For the first decade of the Millennium, Ran Goel enjoyed a successful career as a Wall Street lawyer.
Not exactly in the sustainability space.
Then, he changed gears in 2011 to start Fresh City Farms, an urban agriculture experiment in Toronto.
“We have an 11-acre urban farm in Downsview Park in North York, and have now farmed here for 12 growing seasons,” he says. “It’s a big engagement tool for us. We’ve been using it to bridge the gap between the knowledge of sustainability and changing how people eat.”
Not only is the farm used to educate people, but it also hosts events such as a weekly farmer’s market.
And, of course, the produce grown there – along with other products – is sold to green-minded Torontonians.
“Our primary income channel is online sales – we deliver our products to homes in Toronto,” he says, noting that that side of the business grew during the pandemic. “They include three house brands that consist of produce, baking, and grass-fed meat and poultry. All those products are organic.”
More than anything, Fresh City’s focus is squarely on sustainability.
“We’re very conscious of our environmental and social impact, so everything we sell if fresh, and we do circular packaging that utilizes jars and re-usable containers. While there’s consumer interest in what we offer, there’s no question that we’re playing in the land of the giants,” Goel says. “It’s a tough thing for a small player like us to compete with big companies.”
Nevertheless, that’s what Fresh City is doing – trying to show that it’s possible to make a dent against the Loblaws and Sobeys of the world.
“Honestly, we’re much further ahead than we expected to be 11 years ago, but it’s tough to be competitive,” says Goel. “We don’t price gouge. It just costs more to do things in an organic, sustainable way.”
That said, the struggle has been worth it.
“There’s been a rise in health consciousness – in general, people are becoming more conscious about what they consume and where they get it from. Still, people tend to have short attention span. So as a minor player, we still have a lot of work to do.”
Moving forward, the lessons learned in the past 11 years will be put to good use, he adds.
“While we can’t recreate 1950, we can create a new reality by leveraging what we know. The sweet spot would involve ultimately being able to showcase what we do on a bigger scale.”
For the time being, inroads will have to be made in slow, steady fashion.
“All we can really do is make progress bit by bit. Overall, I’m hopeful. Sure, we’re not a billion-dollar company, but we’re committed to showing it can be done – eating organically and using circular packaging to be more sustainable. It’s not impossible to do, so we’re going to keep on doing it because it makes a difference.”

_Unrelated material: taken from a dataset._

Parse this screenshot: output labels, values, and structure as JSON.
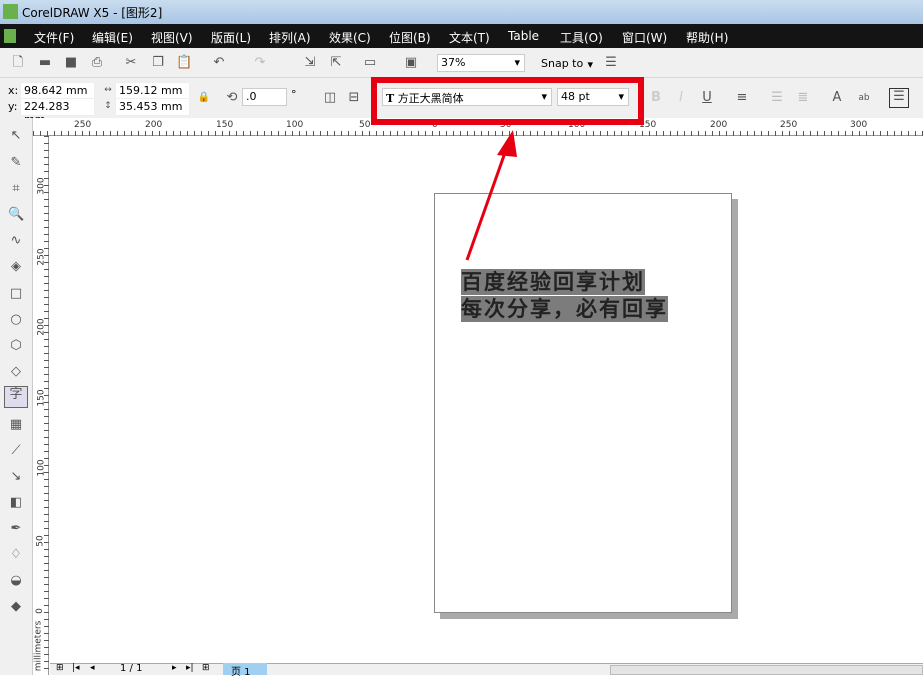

Ran is a featured keynote speaker at the CULTIVATE Sustainability Conference and Trade Show on September 7, 2022 at the RBC Convention Centre in Winnipeg, Manitoba. He will speak on his experiences in creating Fresh City and their efforts on ensuring a sustainable and environmentally responsible supply chain. There will be a question and answer for Ran after his presentation.
The CULTIVATE Sustainabililty Conference is where conversations start about what it means for the food industry to be green. The industry is not only one of the largest employers in Manitoba, it is also an industry that makes a significant environmental impact. CULTIVATE brings together leaders and decision-makers from the industry with companies and innovaters in the sustainability and environmental space.